    Process of both external (e.g., thread milling) and internal (e.g., tapping, thread milling) cutting, turning and rolling of threads into particular material. Standardized specifications are available to determine the desired results of the threading process. Numerous thread-series designations are written for specific applications. Threading often is performed on a lathe. Specifications such as thread height are critical in determining the strength of the threads. The material used is taken into consideration in determining the expected results of any particular application for that threaded piece. In external threading, a calculated depth is required as well as a particular angle to the cut. To perform internal threading, the exact diameter to bore the hole is critical before threading. The threads are distinguished from one another by the amount of tolerance and/or allowance that is specified. See turning.

  • turning


    Workpiece is held in a chuck, mounted on a face plate or secured between centers and rotated while a cutting tool, normally a single-point tool, is fed into it along its periphery or across its end or face. Takes the form of straight turning (cutting along the periphery of the workpiece); taper turning (creating a taper); step turning (turning different-size diameters on the same work); chamfering (beveling an edge or shoulder); facing (cutting on an end); turning threads (usually external but can be internal); roughing (high-volume metal removal); and finishing (final light cuts). Performed on lathes, turning centers, chucking machines, automatic screw machines and similar machines.

  • wire EDM

    wire EDM

    Process similar to ram electrical-discharge machining except a small-diameter copper or brass wire is used as a traveling electrode. Usually used in conjunction with a CNC and only works when a part is to be cut completely through. A common analogy is wire electrical-discharge machining is like an ultraprecise, electrical, contour-sawing operation.

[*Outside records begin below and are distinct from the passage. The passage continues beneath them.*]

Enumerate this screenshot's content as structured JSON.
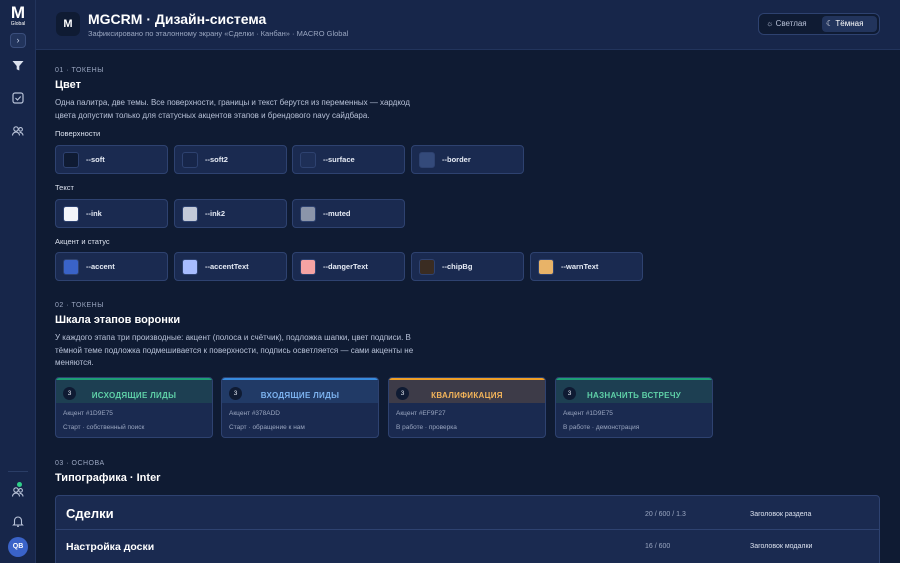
{
  "rail": {
    "logo_letter": "M",
    "logo_sub": "Global",
    "toggle": "›",
    "icons": [
      "filter-icon",
      "tasks-icon",
      "users-icon",
      "team-icon",
      "bell-icon"
    ],
    "avatar": "QB"
  },
  "header": {
    "logo": "M",
    "title": "MGCRM · Дизайн-система",
    "subtitle": "Зафиксировано по эталонному экрану «Сделки · Канбан» · MACRO Global",
    "theme_light": "Светлая",
    "theme_dark": "Тёмная"
  },
  "tokens": {
    "eyebrow": "01 · ТОКЕНЫ",
    "title": "Цвет",
    "desc_line1": "Одна палитра, две темы. Все поверхности, границы и текст берутся из переменных — хардкод",
    "desc_line2": "цвета допустим только для статусных акцентов этапов и брендового navy сайдбара.",
    "groups": [
      {
        "label": "Поверхности",
        "items": [
          {
            "name": "--soft",
            "color": "#0f1b33"
          },
          {
            "name": "--soft2",
            "color": "#17264a"
          },
          {
            "name": "--surface",
            "color": "#1e2f57"
          },
          {
            "name": "--border",
            "color": "#344a7a"
          }
        ]
      },
      {
        "label": "Текст",
        "items": [
          {
            "name": "--ink",
            "color": "#f3f5fa"
          },
          {
            "name": "--ink2",
            "color": "#c3cad8"
          },
          {
            "name": "--muted",
            "color": "#8b95aa"
          }
        ]
      },
      {
        "label": "Акцент и статус",
        "items": [
          {
            "name": "--accent",
            "color": "#3a63c8"
          },
          {
            "name": "--accentText",
            "color": "#a7bcff"
          },
          {
            "name": "--dangerText",
            "color": "#f5a3a3"
          },
          {
            "name": "--chipBg",
            "color": "#3a2c22"
          },
          {
            "name": "--warnText",
            "color": "#e8b368"
          }
        ]
      }
    ]
  },
  "stages": {
    "eyebrow": "02 · ТОКЕНЫ",
    "title": "Шкала этапов воронки",
    "desc_line1": "У каждого этапа три производные: акцент (полоса и счётчик), подложка шапки, цвет подписи. В",
    "desc_line2": "тёмной теме подложка подмешивается к поверхности, подпись осветляется — сами акценты не",
    "desc_line3": "меняются.",
    "items": [
      {
        "count": "3",
        "name": "ИСХОДЯЩИЕ ЛИДЫ",
        "accent_label": "Акцент #1D9E75",
        "note": "Старт · собственный поиск",
        "accent": "#1D9E75",
        "head_bg": "#1d3f52",
        "text": "#5fd1a8"
      },
      {
        "count": "3",
        "name": "ВХОДЯЩИЕ ЛИДЫ",
        "accent_label": "Акцент #378ADD",
        "note": "Старт · обращение к нам",
        "accent": "#378ADD",
        "head_bg": "#213a66",
        "text": "#7db3f0"
      },
      {
        "count": "3",
        "name": "КВАЛИФИКАЦИЯ",
        "accent_label": "Акцент #EF9F27",
        "note": "В работе · проверка",
        "accent": "#EF9F27",
        "head_bg": "#3d3b48",
        "text": "#f3b45a"
      },
      {
        "count": "3",
        "name": "НАЗНАЧИТЬ ВСТРЕЧУ",
        "accent_label": "Акцент #1D9E75",
        "note": "В работе · демонстрация",
        "accent": "#1D9E75",
        "head_bg": "#1d3f52",
        "text": "#5fd1a8"
      }
    ]
  },
  "typography": {
    "eyebrow": "03 · ОСНОВА",
    "title": "Типографика · Inter",
    "rows": [
      {
        "sample": "Сделки",
        "meta": "20 / 600 / 1.3",
        "role": "Заголовок раздела"
      },
      {
        "sample": "Настройка доски",
        "meta": "16 / 600",
        "role": "Заголовок модалки"
      }
    ]
  }
}
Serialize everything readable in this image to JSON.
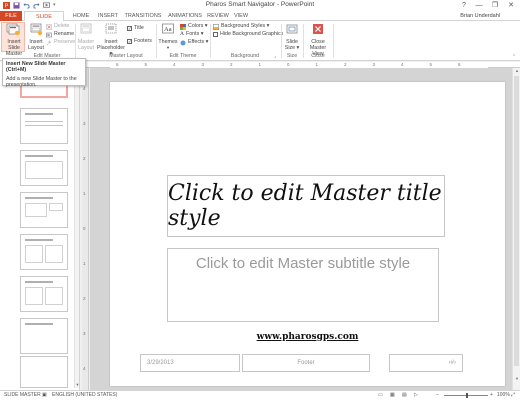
{
  "window": {
    "title": "Pharos Smart Navigator - PowerPoint",
    "user": "Brian Underdahl",
    "controls": [
      "?",
      "—",
      "❐",
      "✕"
    ]
  },
  "tabs": [
    {
      "id": "file",
      "label": "FILE"
    },
    {
      "id": "slide-master",
      "label": "SLIDE MASTER"
    },
    {
      "id": "home",
      "label": "HOME"
    },
    {
      "id": "insert",
      "label": "INSERT"
    },
    {
      "id": "transitions",
      "label": "TRANSITIONS"
    },
    {
      "id": "animations",
      "label": "ANIMATIONS"
    },
    {
      "id": "review",
      "label": "REVIEW"
    },
    {
      "id": "view",
      "label": "VIEW"
    }
  ],
  "ribbon": {
    "insert_slide_master": "Insert Slide Master",
    "insert_layout": "Insert Layout",
    "delete": "Delete",
    "rename": "Rename",
    "preserve": "Preserve",
    "master_layout": "Master Layout",
    "insert_placeholder": "Insert Placeholder ▾",
    "title_check": "Title",
    "footers_check": "Footers",
    "themes": "Themes",
    "colors": "Colors ▾",
    "fonts": "Fonts ▾",
    "effects": "Effects ▾",
    "background_styles": "Background Styles ▾",
    "hide_background": "Hide Background Graphics",
    "slide_size": "Slide Size ▾",
    "close_master_view": "Close Master View",
    "groups": {
      "edit_master": "Edit Master",
      "master_layout": "Master Layout",
      "edit_theme": "Edit Theme",
      "background": "Background",
      "size": "Size",
      "close": "Close"
    }
  },
  "tooltip": {
    "title": "Insert New Slide Master (Ctrl+M)",
    "body": "Add a new Slide Master to the presentation."
  },
  "thumbnails": {
    "master_number": "1",
    "layout_count": 8
  },
  "ruler": {
    "h_ticks": [
      "6",
      "5",
      "4",
      "3",
      "2",
      "1",
      "0",
      "1",
      "2",
      "3",
      "4",
      "5",
      "6"
    ],
    "v_ticks": [
      "4",
      "3",
      "2",
      "1",
      "0",
      "1",
      "2",
      "3",
      "4"
    ]
  },
  "slide": {
    "title": "Click to edit Master title style",
    "subtitle": "Click to edit Master subtitle style",
    "url": "www.pharosgps.com",
    "date": "3/29/2013",
    "footer": "Footer",
    "page_number": "‹#›"
  },
  "statusbar": {
    "view": "SLIDE MASTER",
    "language": "ENGLISH (UNITED STATES)",
    "zoom": "100%"
  },
  "colors": {
    "accent": "#d24726",
    "ribbon_bg": "#ffffff",
    "canvas_bg": "#d4d4d4"
  }
}
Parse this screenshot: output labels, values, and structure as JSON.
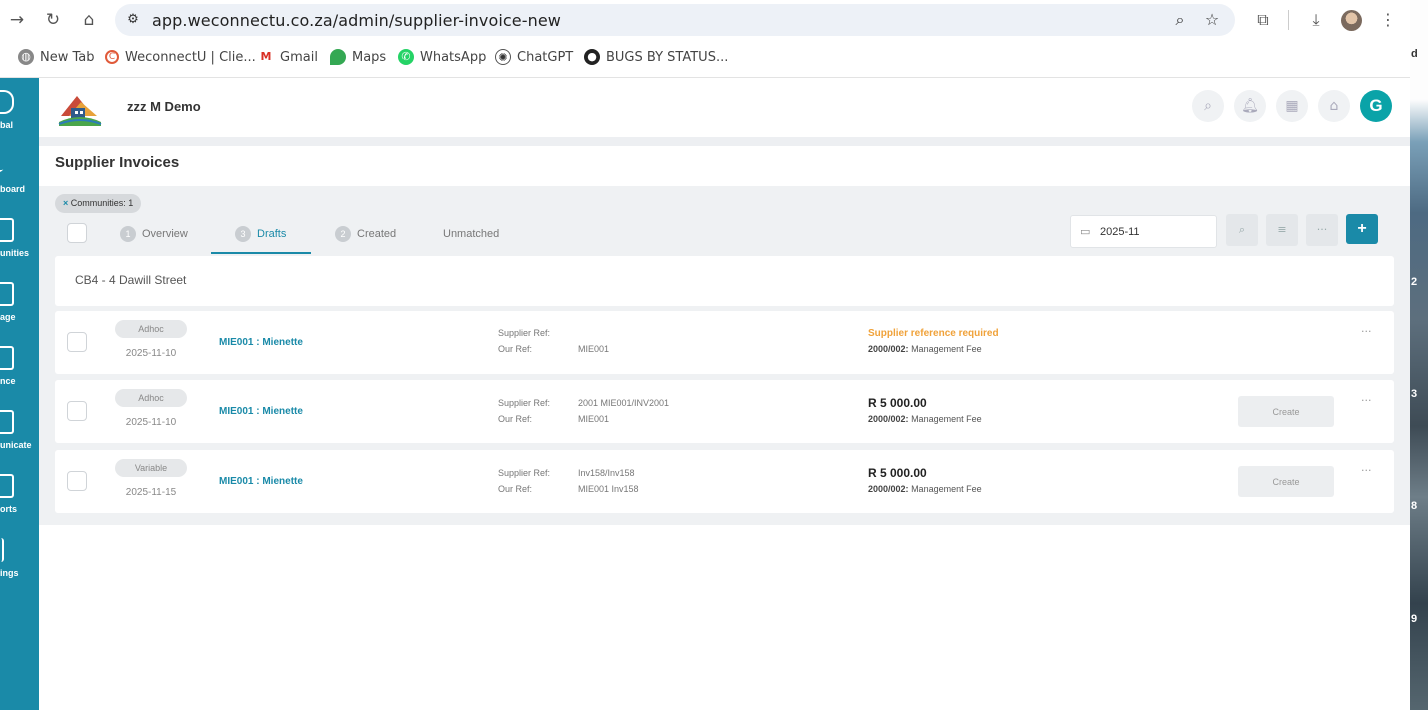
{
  "browser": {
    "url": "app.weconnectu.co.za/admin/supplier-invoice-new",
    "bookmarks": [
      {
        "label": "New Tab",
        "icon": "globe-icon"
      },
      {
        "label": "WeconnectU | Clie...",
        "icon": "weconnectu-icon"
      },
      {
        "label": "Gmail",
        "icon": "gmail-icon"
      },
      {
        "label": "Maps",
        "icon": "maps-icon"
      },
      {
        "label": "WhatsApp",
        "icon": "whatsapp-icon"
      },
      {
        "label": "ChatGPT",
        "icon": "chatgpt-icon"
      },
      {
        "label": "BUGS BY STATUS...",
        "icon": "github-icon"
      }
    ]
  },
  "sidebar": {
    "items": [
      {
        "label": "bal",
        "icon": "fingerprint-icon"
      },
      {
        "label": "board",
        "icon": "check-icon"
      },
      {
        "label": "unities",
        "icon": "building-icon"
      },
      {
        "label": "age",
        "icon": "clipboard-icon"
      },
      {
        "label": "nce",
        "icon": "wallet-icon"
      },
      {
        "label": "unicate",
        "icon": "message-icon"
      },
      {
        "label": "orts",
        "icon": "report-icon"
      },
      {
        "label": "ings",
        "icon": "sliders-icon"
      }
    ]
  },
  "header": {
    "org_name": "zzz M Demo",
    "avatar_initial": "G"
  },
  "page": {
    "title": "Supplier Invoices",
    "filter_chip": "Communities: 1",
    "tabs": [
      {
        "count": "1",
        "label": "Overview"
      },
      {
        "count": "3",
        "label": "Drafts"
      },
      {
        "count": "2",
        "label": "Created"
      },
      {
        "count": "",
        "label": "Unmatched"
      }
    ],
    "period": "2025-11",
    "group": "CB4 - 4 Dawill Street"
  },
  "rows": [
    {
      "type": "Adhoc",
      "date": "2025-11-10",
      "supplier": "MIE001 : Mienette",
      "supplier_ref_label": "Supplier Ref:",
      "supplier_ref": "",
      "our_ref_label": "Our Ref:",
      "our_ref": "MIE001",
      "warning": "Supplier reference required",
      "amount": "",
      "gl_code": "2000/002:",
      "gl_name": "Management Fee",
      "action": ""
    },
    {
      "type": "Adhoc",
      "date": "2025-11-10",
      "supplier": "MIE001 : Mienette",
      "supplier_ref_label": "Supplier Ref:",
      "supplier_ref": "2001 MIE001/INV2001",
      "our_ref_label": "Our Ref:",
      "our_ref": "MIE001",
      "warning": "",
      "amount": "R 5 000.00",
      "gl_code": "2000/002:",
      "gl_name": "Management Fee",
      "action": "Create"
    },
    {
      "type": "Variable",
      "date": "2025-11-15",
      "supplier": "MIE001 : Mienette",
      "supplier_ref_label": "Supplier Ref:",
      "supplier_ref": "Inv158/Inv158",
      "our_ref_label": "Our Ref:",
      "our_ref": "MIE001 Inv158",
      "warning": "",
      "amount": "R 5 000.00",
      "gl_code": "2000/002:",
      "gl_name": "Management Fee",
      "action": "Create"
    }
  ],
  "wallpaper_numbers": [
    "d",
    "2",
    "3",
    "8",
    "9"
  ]
}
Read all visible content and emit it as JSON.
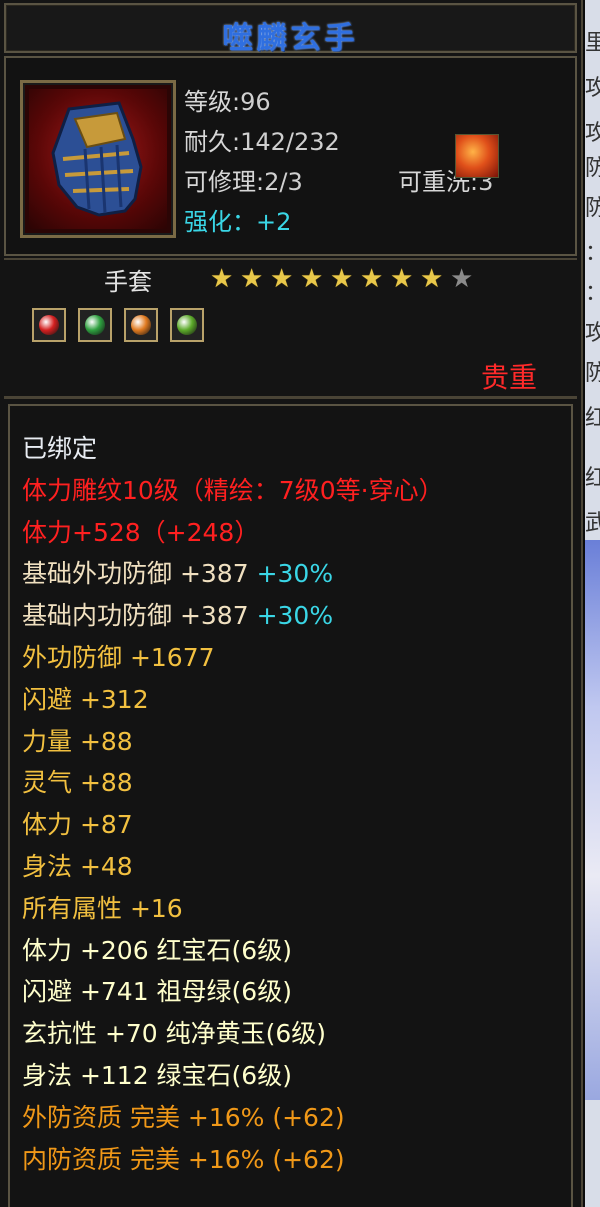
{
  "item": {
    "name": "噬麟玄手",
    "level_label": "等级",
    "level": "96",
    "durability_label": "耐久",
    "durability": "142/232",
    "repair_label": "可修理",
    "repair": "2/3",
    "rewash_label": "可重洗",
    "rewash": "3",
    "enhance_label": "强化：",
    "enhance": "+2",
    "type": "手套",
    "stars_filled": 8,
    "stars_total": 9,
    "rarity": "贵重",
    "gems": [
      {
        "icon": "red-gem-icon",
        "color": "#d42020"
      },
      {
        "icon": "green-gem-icon",
        "color": "#2fa040"
      },
      {
        "icon": "yellow-gem-icon",
        "color": "#e07a20"
      },
      {
        "icon": "jade-gem-icon",
        "color": "#5caa2a"
      }
    ]
  },
  "attributes": {
    "bound": "已绑定",
    "engrave": "体力雕纹10级（精绘：7级0等·穿心）",
    "stamina_bonus": "体力+528（+248）",
    "base_ext_def": "基础外功防御 +387",
    "base_ext_def_pct": "+30%",
    "base_int_def": "基础内功防御 +387",
    "base_int_def_pct": "+30%",
    "ext_def": "外功防御 +1677",
    "dodge": "闪避 +312",
    "strength": "力量 +88",
    "spirit": "灵气 +88",
    "stamina": "体力 +87",
    "agility": "身法 +48",
    "all_attr": "所有属性 +16",
    "gem1": "体力 +206 红宝石(6级)",
    "gem2": "闪避 +741 祖母绿(6级)",
    "gem3": "玄抗性 +70 纯净黄玉(6级)",
    "gem4": "身法 +112 绿宝石(6级)",
    "q1": "外防资质  完美 +16% (+62)",
    "q2": "内防资质  完美 +16% (+62)"
  },
  "side_chars": [
    "里",
    "攻",
    "攻",
    "防",
    "防",
    "：",
    "：",
    "攻",
    "防",
    "红",
    "红",
    "武"
  ]
}
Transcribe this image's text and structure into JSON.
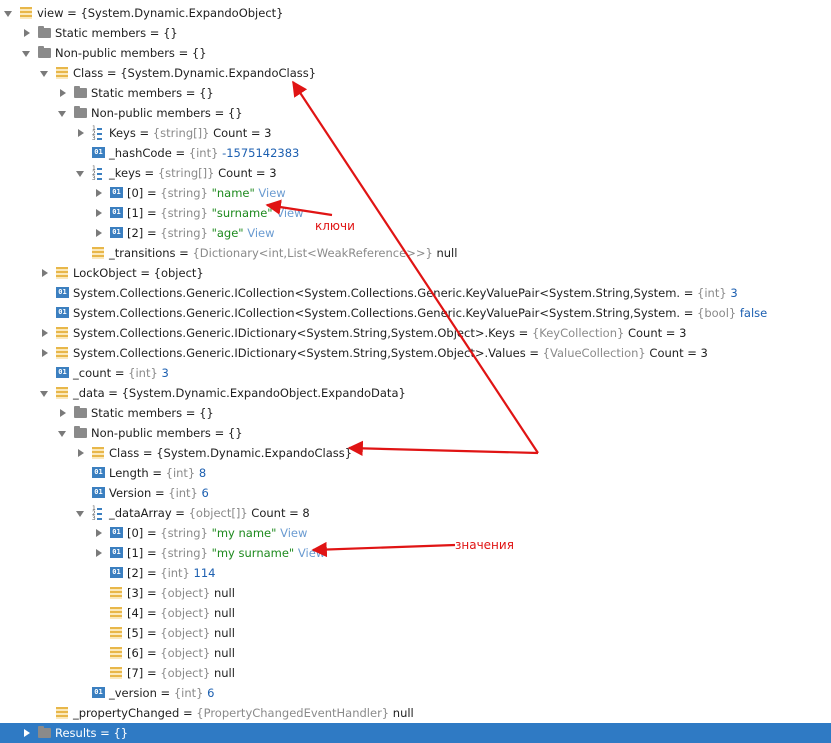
{
  "rows": [
    {
      "name": "view",
      "type": "{System.Dynamic.ExpandoObject}"
    },
    {
      "name": "Static members",
      "type": "{}"
    },
    {
      "name": "Non-public members",
      "type": "{}"
    },
    {
      "name": "Class",
      "type": "{System.Dynamic.ExpandoClass}"
    },
    {
      "name": "Static members",
      "type": "{}"
    },
    {
      "name": "Non-public members",
      "type": "{}"
    },
    {
      "name": "Keys",
      "type": "{string[]}",
      "extra": "Count = 3"
    },
    {
      "name": "_hashCode",
      "type": "{int}",
      "value": "-1575142383"
    },
    {
      "name": "_keys",
      "type": "{string[]}",
      "extra": "Count = 3"
    },
    {
      "name": "[0]",
      "type": "{string}",
      "value": "\"name\"",
      "link": "View"
    },
    {
      "name": "[1]",
      "type": "{string}",
      "value": "\"surname\"",
      "link": "View"
    },
    {
      "name": "[2]",
      "type": "{string}",
      "value": "\"age\"",
      "link": "View"
    },
    {
      "name": "_transitions",
      "type": "{Dictionary<int,List<WeakReference>>}",
      "extra": "null"
    },
    {
      "name": "LockObject",
      "type": "{object}"
    },
    {
      "name": "System.Collections.Generic.ICollection<System.Collections.Generic.KeyValuePair<System.String,System.",
      "type": "{int}",
      "value": "3"
    },
    {
      "name": "System.Collections.Generic.ICollection<System.Collections.Generic.KeyValuePair<System.String,System.",
      "type": "{bool}",
      "value": "false"
    },
    {
      "name": "System.Collections.Generic.IDictionary<System.String,System.Object>.Keys",
      "type": "{KeyCollection}",
      "extra": "Count = 3"
    },
    {
      "name": "System.Collections.Generic.IDictionary<System.String,System.Object>.Values",
      "type": "{ValueCollection}",
      "extra": "Count = 3"
    },
    {
      "name": "_count",
      "type": "{int}",
      "value": "3"
    },
    {
      "name": "_data",
      "type": "{System.Dynamic.ExpandoObject.ExpandoData}"
    },
    {
      "name": "Static members",
      "type": "{}"
    },
    {
      "name": "Non-public members",
      "type": "{}"
    },
    {
      "name": "Class",
      "type": "{System.Dynamic.ExpandoClass}"
    },
    {
      "name": "Length",
      "type": "{int}",
      "value": "8"
    },
    {
      "name": "Version",
      "type": "{int}",
      "value": "6"
    },
    {
      "name": "_dataArray",
      "type": "{object[]}",
      "extra": "Count = 8"
    },
    {
      "name": "[0]",
      "type": "{string}",
      "value": "\"my name\"",
      "link": "View"
    },
    {
      "name": "[1]",
      "type": "{string}",
      "value": "\"my surname\"",
      "link": "View"
    },
    {
      "name": "[2]",
      "type": "{int}",
      "value": "114"
    },
    {
      "name": "[3]",
      "type": "{object}",
      "extra": "null"
    },
    {
      "name": "[4]",
      "type": "{object}",
      "extra": "null"
    },
    {
      "name": "[5]",
      "type": "{object}",
      "extra": "null"
    },
    {
      "name": "[6]",
      "type": "{object}",
      "extra": "null"
    },
    {
      "name": "[7]",
      "type": "{object}",
      "extra": "null"
    },
    {
      "name": "_version",
      "type": "{int}",
      "value": "6"
    },
    {
      "name": "_propertyChanged",
      "type": "{PropertyChangedEventHandler}",
      "extra": "null"
    },
    {
      "name": "Results",
      "type": "{}"
    }
  ],
  "annotations": {
    "keys": "ключи",
    "values": "значения"
  },
  "colors": {
    "selection": "#2f7ac4",
    "annotation": "#e01414",
    "string": "#1e8a1e",
    "number": "#1c5fb0"
  }
}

Contributing Editor

Kip Hanson is a contributing editor for Cutting Tool Engineering magazine. Contact him by phone at (520) 548-7328 or via e-mail at kip@kahmco.net.


GF Machining Solutions LLC

Makino Inc.

MC Machinery Systems Inc.

Methods Machine Tools Inc.

Sodick Inc.